Tag Archives: Ignatius of Antioch

The Right Dosage of Christ

Sts. Zossima and Mary of Egypt

St. Mary of Egypt receiving the Eucharist from the hand of St. Zossima after 48 years of repentance and ascetic struggle

In the reign of the emperor Trajan, at the start of the second century A.D., a man named Ignatius, who was the bishop of the Church in Antioch, was arrested for not sacrificing to the Roman gods. Around the year 108, he was thrown to the lions in the colosseum in Rome, and the account of his martyrdom has been preserved in the Church. The Church also preserved several letters that he wrote in his captivity — letters to the Philadelphian Christians, the Romans, the Trallians, the Magnesians, the Smyrnians, and the Ephesians.
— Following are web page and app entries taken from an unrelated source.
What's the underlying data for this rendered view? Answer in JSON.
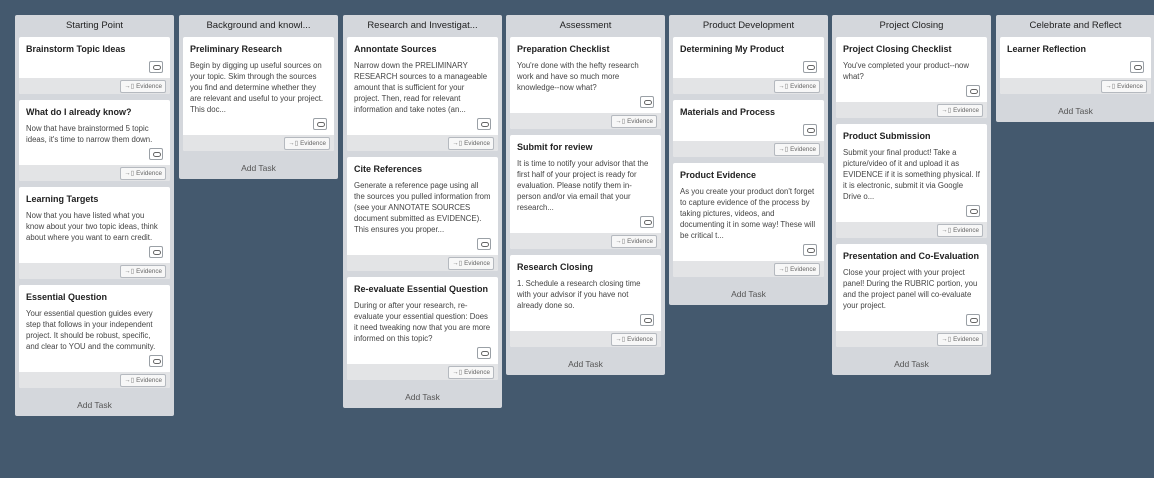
{
  "ui": {
    "add_task_label": "Add Task",
    "evidence_label": "Evidence",
    "evidence_icon": "→⃞",
    "comment_icon": "comment-icon",
    "colors": {
      "background": "#44596e",
      "column": "#d4d7dc",
      "card": "#ffffff",
      "card_footer": "#e3e4e6"
    }
  },
  "columns": [
    {
      "title": "Starting Point",
      "cards": [
        {
          "title": "Brainstorm Topic Ideas",
          "desc": ""
        },
        {
          "title": "What do I already know?",
          "desc": "Now that have brainstormed 5 topic ideas, it's time to narrow them down."
        },
        {
          "title": "Learning Targets",
          "desc": "Now that you have listed what you know about your two topic ideas, think about where you want to earn credit."
        },
        {
          "title": "Essential Question",
          "desc": "Your essential question guides every step that follows in your independent project. It should be robust, specific, and clear to YOU and the community."
        }
      ]
    },
    {
      "title": "Background and knowl...",
      "cards": [
        {
          "title": "Preliminary Research",
          "desc": "Begin by digging up useful sources on your topic. Skim through the sources you find and determine whether they are relevant and useful to your project. This doc..."
        }
      ]
    },
    {
      "title": "Research and Investigat...",
      "cards": [
        {
          "title": "Annontate Sources",
          "desc": "Narrow down the PRELIMINARY RESEARCH sources to a manageable amount that is sufficient for your project. Then, read for relevant information and take notes (an..."
        },
        {
          "title": "Cite References",
          "desc": "Generate a reference page using all the sources you pulled information from (see your ANNOTATE SOURCES document submitted as EVIDENCE). This ensures you proper..."
        },
        {
          "title": "Re-evaluate Essential Question",
          "desc": "During or after your research, re-evaluate your essential question: Does it need tweaking now that you are more informed on this topic?"
        }
      ]
    },
    {
      "title": "Assessment",
      "cards": [
        {
          "title": "Preparation Checklist",
          "desc": "You're done with the hefty research work and have so much more knowledge--now what?"
        },
        {
          "title": "Submit for review",
          "desc": "It is time to notify your advisor that the first half of your project is ready for evaluation. Please notify them in-person and/or via email that your research..."
        },
        {
          "title": "Research Closing",
          "desc": "1. Schedule a research closing time with your advisor if you have not already done so."
        }
      ]
    },
    {
      "title": "Product Development",
      "cards": [
        {
          "title": "Determining My Product",
          "desc": ""
        },
        {
          "title": "Materials and Process",
          "desc": ""
        },
        {
          "title": "Product Evidence",
          "desc": "As you create your product don't forget to capture evidence of the process by taking pictures, videos, and documenting it in some way! These will be critical t..."
        }
      ]
    },
    {
      "title": "Project Closing",
      "cards": [
        {
          "title": "Project Closing Checklist",
          "desc": "You've completed your product--now what?"
        },
        {
          "title": "Product Submission",
          "desc": "Submit your final product! Take a picture/video of it and upload it as EVIDENCE if it is something physical. If it is electronic, submit it via Google Drive o..."
        },
        {
          "title": "Presentation and Co-Evaluation",
          "desc": "Close your project with your project panel! During the RUBRIC portion, you and the project panel will co-evaluate your project."
        }
      ]
    },
    {
      "title": "Celebrate and Reflect",
      "cards": [
        {
          "title": "Learner Reflection",
          "desc": ""
        }
      ]
    }
  ]
}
In his letter to the Church in Ephesus, St. Ignatius commends the Christians for holding true to the faith which was delivered to them — the faith he was going to die for — and not listening to the heresies of itinerant preachers, and he exhorts them to listen to their bishop, to assemble together frequently, and to celebrate God’s Eucharist, calling it the medicine of immortality and the antidote to death. Continue reading